Note: We’re less than six weeks away from the start of the college baseball season, and in celebration of that, the preseason board will be up next Wednesday. I try to update The Board at least a couple of times a month during the season, but Mocks don’t start til much around April.
There’s more depth in the position players than the pitchers as far the college side goes, but overall, the class is still fairly lacking. The strength of the class is up the middle, with several catchers and shortstops competing to start the year on The Board. Unfortunately, there’s very little in terms of corner infielders, and outside of the No.1 player, there just aren’t very many projected impact bats. This could all change as the season progresses, but as things stand now, if you’re hoping your home team adds a hitter who can help right away, you probably are going to be disappointed.
Enough introductions, here are the top twelve college position players to watch for in 2012.
1. Victor Roache / OF / Georgia Southern — There was very little separating the top three position players to start the year, and while the two guys below have more positional value, I went with Roache based on both his raw ability and project-ability at the next level. The Georgia Southern star possesses top-notch bat speed to go along with a well above-average approach at the plate with serious raw power to all fields. If he was a center-fielder, this would be no contest, but he has enough athleticism to play the corner outfield. He’ll need a monster year to stay at this position, but it should shock no one is Roache is the first position-player taken in the 2012 draft.
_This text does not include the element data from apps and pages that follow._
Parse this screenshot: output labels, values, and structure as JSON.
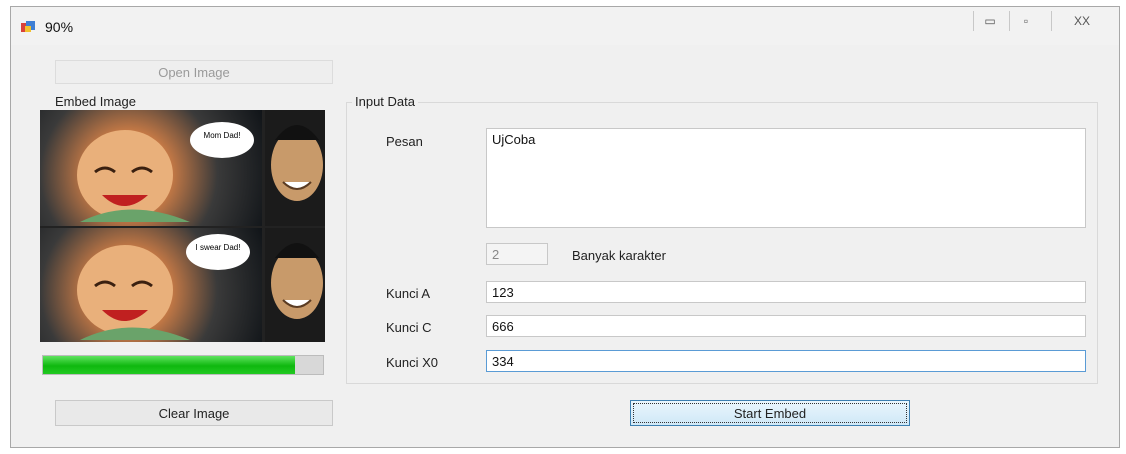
{
  "window": {
    "title": "90%",
    "min_glyph": "▭",
    "max_glyph": "▫",
    "close_glyph": "XX"
  },
  "left_panel": {
    "open_image_label": "Open Image",
    "group_label": "Embed Image",
    "progress_fraction": 0.9,
    "clear_image_label": "Clear Image"
  },
  "input_group": {
    "group_label": "Input Data",
    "pesan_label": "Pesan",
    "pesan_value": "UjCoba",
    "char_count_value": "2",
    "char_count_label": "Banyak karakter",
    "kunci_a_label": "Kunci A",
    "kunci_a_value": "123",
    "kunci_c_label": "Kunci C",
    "kunci_c_value": "666",
    "kunci_x0_label": "Kunci X0",
    "kunci_x0_value": "334"
  },
  "start_embed_label": "Start Embed",
  "meme_captions": {
    "top": "Mom Dad!",
    "bottom": "I swear Dad!"
  },
  "colors": {
    "progress_green": "#0fb80f",
    "button_focus": "#4a90d9"
  }
}
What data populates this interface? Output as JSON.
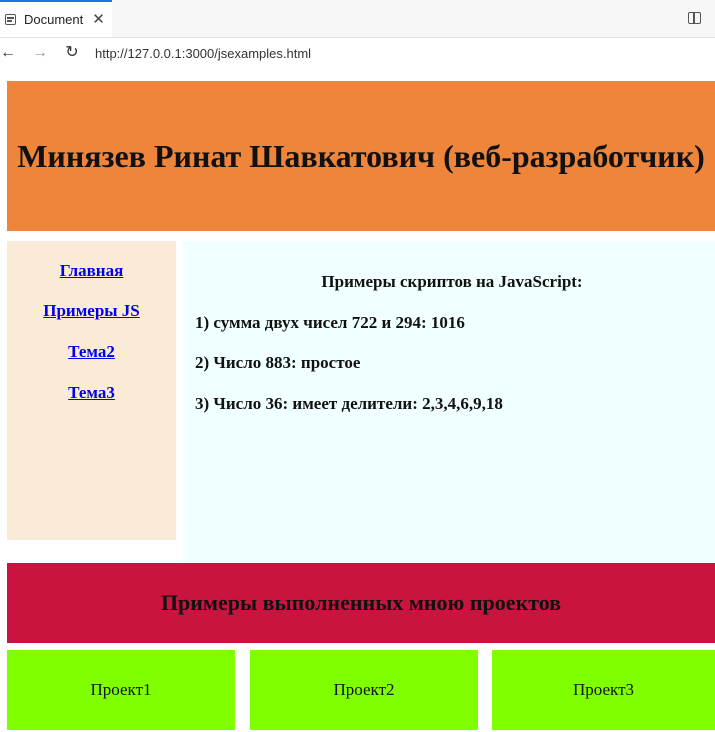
{
  "browser": {
    "tab_title": "Document",
    "tab_close": "✕",
    "url": "http://127.0.0.1:3000/jsexamples.html",
    "back_glyph": "←",
    "forward_glyph": "→",
    "reload_glyph": "↻"
  },
  "page": {
    "header_title": "Минязев Ринат Шавкатович (веб-разработчик)",
    "nav": [
      {
        "label": "Главная"
      },
      {
        "label": "Примеры JS"
      },
      {
        "label": "Тема2"
      },
      {
        "label": "Тема3"
      }
    ],
    "content": {
      "title": "Примеры скриптов на JavaScript:",
      "lines": [
        "1) сумма двух чисел 722 и 294: 1016",
        "2) Число 883: простое",
        "3) Число 36: имеет делители: 2,3,4,6,9,18"
      ]
    },
    "projects_heading": "Примеры выполненных мною проектов",
    "projects": [
      {
        "label": "Проект1"
      },
      {
        "label": "Проект2"
      },
      {
        "label": "Проект3"
      }
    ]
  },
  "colors": {
    "header_bg": "#ee853b",
    "sidebar_bg": "#faebd7",
    "content_bg": "#f0ffff",
    "projects_banner_bg": "#c8143f",
    "project_bg": "#7fff00",
    "link": "#0000ee"
  }
}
2. Deven Merrero / SS / Arizona State — Merrero starts the year at No.2, but don’t be surprised if he ends the year at No.1 with a bullet. He’s well above average defensively with a high baseball IQ, and offensively he has gap power that could develop into above-average for the position. To be an élite prospect though, the Sun Devil will have to show better plate discipline and the swing will have to be shortened. I don’t think Merrero is a star, but an average offensive shortstop with plus defensive ability is nothing to sneeze at, either.
3. Mike Zunino / C / Florida — The catching prospect is often the most scrutinized — and often overrated — but those who have placed Zunino high on their early boards have done so with good reason. The right-handed hitting backstop has power to all fields, with good pitch recognition (though there are reports that he struggles with off-speed stuff) and bat speed. Defensively, Zunino has a quick release with good arm strength and enough athleticism to block pitches at the big-league level.
4. Tyler Naquin / OF / Texas A&M — If you asked ten scouts about Naquin, you’d likely get ten different answers about what type of prospect he is. To me, he’s a potential lead-off hitter with the best throwing arm in college baseball with the potential for average power as he gets stronger. Some will throw out the word “tweener” with the Aggie, as his bat profiles better in center-field and probably doesn’t have the foot speed to stay at the position, but I think the overall offensive production will profile in right-field as well.
5. Kenny Diekroeger / SS / Stanford — A year ago, listing Diekroeger anywhere below the top three would have seemed impossible. Today, listing him in the top five is ambitious. The Cardinal shortstop puts on an impressive batting practice, but that hasn’t translated into results as of yet. Unlike Merrero, Diekroeger is no guarantee to play stick at short long term, and as a second-basemen the bat doesn’t play nearly as well.
6. Stephen Piscotty / 3B / Stanford — A plus defender at third who hit very well during his sophomore year and in the Cape, Piscotty is a name that must be followed in the 2012 campaign. He doesn’t walk much, and he’s more of a gap hitter at this point, but he does have some raw power and uses all parts of the field.
7. Travis Jankowski / OF / Stony Brook — Jankowski is a future center-fielder and lead-off hitter at his peak, and a fourth outfielder with above-average speed at his basement. There’s not much power in the swing, but he uses all fields like Piscotty and gets to everything in the outfield.
8. Josh Elander / C / TCU — Whether or not Elander starts the year off on The Board or is a fringe prospect will depend on how he develops behind the plate, where the term “work in progress” might be an understatement. He’s plenty athletic and has good arm strength, but doesn’t block balls well and his pop times have been inconsistent. There’s above average power in his bat — especially to the pull-side — but if teams believe he’s an outfielder in the future, he won’t be a day-one selection.
9. Richie Shaffer / 1B / Clemson – Plenty of power to all parts of the field, but lots of swings and misses and unlikely to be a third-basemen at the professional level, although he does have the arm strength to play right-field.
10. Stephen Perez / SS / Miami – A solid defensive shortstop, Perez’ issues come at the plate, where he doesn’t work counts and very little power from the right side. Very high baseball IQ, but projects as more of a utility infielder at this point.
11. Nolan Fontana / SS / Florida – Not much power in the Gator shortstop’s swing, and will probably have to play second-base professionally, but Fontana gets on base as well as anyone in the class and is an above-average runner.
12. Adam Brett Walker / OF / Jacksonville — Really struggled in the Cape Cod, but was one of the best sophomore power hitters last year with solid plate discipline and good speed.
Jeremy Baltz, OF, St. Johns
Tom Murphy, C, Buffalo
Brandon Thomas, OF, Georgia Tech